* **Work task**:
Copy out each line below that has the word "icon" in it.
Recorded information: Begin
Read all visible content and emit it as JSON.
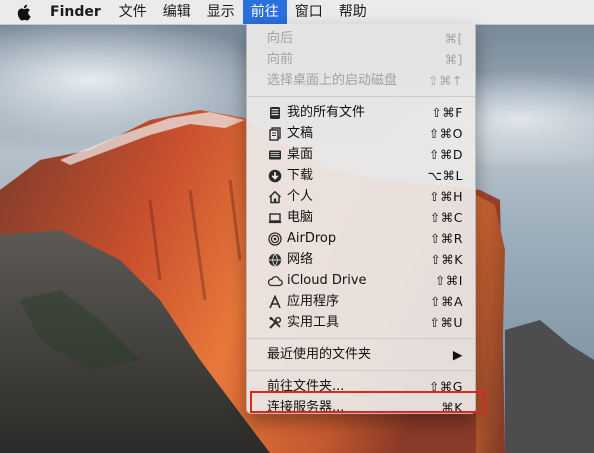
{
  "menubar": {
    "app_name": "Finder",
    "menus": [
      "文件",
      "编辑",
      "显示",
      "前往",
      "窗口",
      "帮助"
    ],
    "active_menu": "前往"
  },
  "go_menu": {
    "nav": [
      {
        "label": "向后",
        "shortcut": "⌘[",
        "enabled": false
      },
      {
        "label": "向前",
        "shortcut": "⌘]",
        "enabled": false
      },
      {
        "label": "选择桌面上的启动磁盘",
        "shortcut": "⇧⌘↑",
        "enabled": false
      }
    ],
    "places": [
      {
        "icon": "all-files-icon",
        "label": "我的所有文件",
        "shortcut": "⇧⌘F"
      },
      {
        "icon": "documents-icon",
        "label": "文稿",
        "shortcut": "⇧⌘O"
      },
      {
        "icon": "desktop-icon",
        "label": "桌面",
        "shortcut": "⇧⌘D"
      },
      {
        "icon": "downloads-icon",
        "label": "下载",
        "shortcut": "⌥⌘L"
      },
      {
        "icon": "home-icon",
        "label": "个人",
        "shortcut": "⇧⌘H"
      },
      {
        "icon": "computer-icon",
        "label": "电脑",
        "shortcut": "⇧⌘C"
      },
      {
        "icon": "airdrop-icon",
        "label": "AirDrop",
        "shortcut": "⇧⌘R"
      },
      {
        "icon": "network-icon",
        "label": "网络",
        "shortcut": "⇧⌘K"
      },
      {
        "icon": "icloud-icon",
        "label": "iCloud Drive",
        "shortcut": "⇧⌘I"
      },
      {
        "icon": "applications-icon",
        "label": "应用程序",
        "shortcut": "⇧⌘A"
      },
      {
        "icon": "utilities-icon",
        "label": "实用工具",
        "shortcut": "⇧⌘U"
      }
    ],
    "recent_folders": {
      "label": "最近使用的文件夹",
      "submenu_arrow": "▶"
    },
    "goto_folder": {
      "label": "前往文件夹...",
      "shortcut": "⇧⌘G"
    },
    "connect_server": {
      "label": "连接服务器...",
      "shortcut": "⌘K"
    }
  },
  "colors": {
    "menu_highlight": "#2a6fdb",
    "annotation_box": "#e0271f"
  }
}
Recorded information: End
* **Result of the task**:
        "icon": "all-files-icon",
        "icon": "documents-icon",
        "icon": "desktop-icon",
        "icon": "downloads-icon",
        "icon": "home-icon",
        "icon": "computer-icon",
        "icon": "airdrop-icon",
        "icon": "network-icon",
        "icon": "icloud-icon",
        "icon": "applications-icon",
        "icon": "utilities-icon",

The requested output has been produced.